Beneficial plant properties include small leaf size, high foliage density, long in-leaf periods (e.g. evergreen or semi-evergreen), and micro-characteristics such as leaf hairiness. Generally detrimental aspects of plants for air quality include wind pollination and biogenic volatile organic compound emissions.
In the study, the team emphasised that the effectiveness of a plant is determined by its environmental context – whether, for example, it will be used in a deep (typical of a city commercial centre) or shallow (typical of a residential road) street canyon or in an open road environment.
To help concerned citizens with complex decisions, such as which tree is best for a road outside a school in a medium-sized street canyon, the research team has also developed a plant selection framework. “The use of green infrastructure as physical barriers between ourselves and pollutants originating from our roads is one promising way we can protect ourselves from the devastating impact of air pollution,” Kumar said.

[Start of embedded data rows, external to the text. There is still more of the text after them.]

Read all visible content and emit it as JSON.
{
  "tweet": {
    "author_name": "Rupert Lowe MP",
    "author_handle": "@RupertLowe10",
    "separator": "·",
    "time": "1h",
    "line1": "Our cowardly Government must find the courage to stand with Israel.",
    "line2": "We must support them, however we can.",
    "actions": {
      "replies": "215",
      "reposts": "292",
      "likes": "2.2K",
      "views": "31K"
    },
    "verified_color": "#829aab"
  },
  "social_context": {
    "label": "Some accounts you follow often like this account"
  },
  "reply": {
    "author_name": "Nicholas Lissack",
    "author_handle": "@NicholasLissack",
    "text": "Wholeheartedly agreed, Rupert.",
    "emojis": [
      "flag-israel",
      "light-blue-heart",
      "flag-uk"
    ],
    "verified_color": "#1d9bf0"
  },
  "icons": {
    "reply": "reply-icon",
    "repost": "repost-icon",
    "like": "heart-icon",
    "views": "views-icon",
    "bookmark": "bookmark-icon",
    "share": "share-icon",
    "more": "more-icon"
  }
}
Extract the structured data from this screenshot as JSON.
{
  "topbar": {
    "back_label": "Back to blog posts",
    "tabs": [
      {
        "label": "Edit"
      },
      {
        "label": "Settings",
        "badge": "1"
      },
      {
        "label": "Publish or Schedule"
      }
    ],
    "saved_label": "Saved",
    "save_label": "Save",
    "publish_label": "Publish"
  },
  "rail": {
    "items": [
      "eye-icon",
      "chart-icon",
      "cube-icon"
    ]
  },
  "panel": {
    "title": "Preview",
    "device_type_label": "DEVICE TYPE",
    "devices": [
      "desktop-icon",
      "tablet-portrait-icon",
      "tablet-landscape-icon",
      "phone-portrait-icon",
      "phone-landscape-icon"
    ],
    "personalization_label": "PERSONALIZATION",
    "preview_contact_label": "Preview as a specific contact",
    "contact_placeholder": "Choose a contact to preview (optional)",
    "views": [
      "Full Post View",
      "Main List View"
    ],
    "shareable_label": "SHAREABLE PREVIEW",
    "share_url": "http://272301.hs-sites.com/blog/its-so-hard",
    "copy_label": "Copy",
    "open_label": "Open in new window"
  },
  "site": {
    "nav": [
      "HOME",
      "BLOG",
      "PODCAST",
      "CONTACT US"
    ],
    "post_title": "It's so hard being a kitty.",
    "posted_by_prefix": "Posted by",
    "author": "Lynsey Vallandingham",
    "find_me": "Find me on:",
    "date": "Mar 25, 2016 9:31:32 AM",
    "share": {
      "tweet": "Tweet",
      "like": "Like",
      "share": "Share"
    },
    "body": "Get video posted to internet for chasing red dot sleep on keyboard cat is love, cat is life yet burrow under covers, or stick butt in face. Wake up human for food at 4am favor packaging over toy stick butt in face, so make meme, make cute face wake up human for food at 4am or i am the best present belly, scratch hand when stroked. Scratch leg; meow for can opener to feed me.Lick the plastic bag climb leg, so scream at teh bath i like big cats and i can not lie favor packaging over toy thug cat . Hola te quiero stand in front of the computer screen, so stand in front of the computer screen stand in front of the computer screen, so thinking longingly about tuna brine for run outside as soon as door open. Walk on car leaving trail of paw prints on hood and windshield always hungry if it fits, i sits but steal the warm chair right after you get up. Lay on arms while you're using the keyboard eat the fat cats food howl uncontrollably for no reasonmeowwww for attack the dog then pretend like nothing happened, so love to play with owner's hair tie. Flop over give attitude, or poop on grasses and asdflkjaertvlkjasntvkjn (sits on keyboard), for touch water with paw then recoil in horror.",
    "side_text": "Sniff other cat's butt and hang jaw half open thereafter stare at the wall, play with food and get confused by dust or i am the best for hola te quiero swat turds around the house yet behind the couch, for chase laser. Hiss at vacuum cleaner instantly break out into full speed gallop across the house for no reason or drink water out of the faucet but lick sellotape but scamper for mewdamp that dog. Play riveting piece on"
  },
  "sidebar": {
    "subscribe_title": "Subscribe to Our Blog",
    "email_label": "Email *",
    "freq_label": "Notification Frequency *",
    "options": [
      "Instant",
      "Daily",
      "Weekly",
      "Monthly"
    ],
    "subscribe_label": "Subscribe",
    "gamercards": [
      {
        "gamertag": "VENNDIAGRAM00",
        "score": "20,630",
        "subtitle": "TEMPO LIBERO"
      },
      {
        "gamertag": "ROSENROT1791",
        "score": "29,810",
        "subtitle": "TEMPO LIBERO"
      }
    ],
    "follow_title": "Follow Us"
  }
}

“We hope that our detailed guide to vegetation species selection and our contextual advice on how to plant and use green infrastructure is helpful to everyone looking to explore this option for combatting pollution,” he added. (IANS)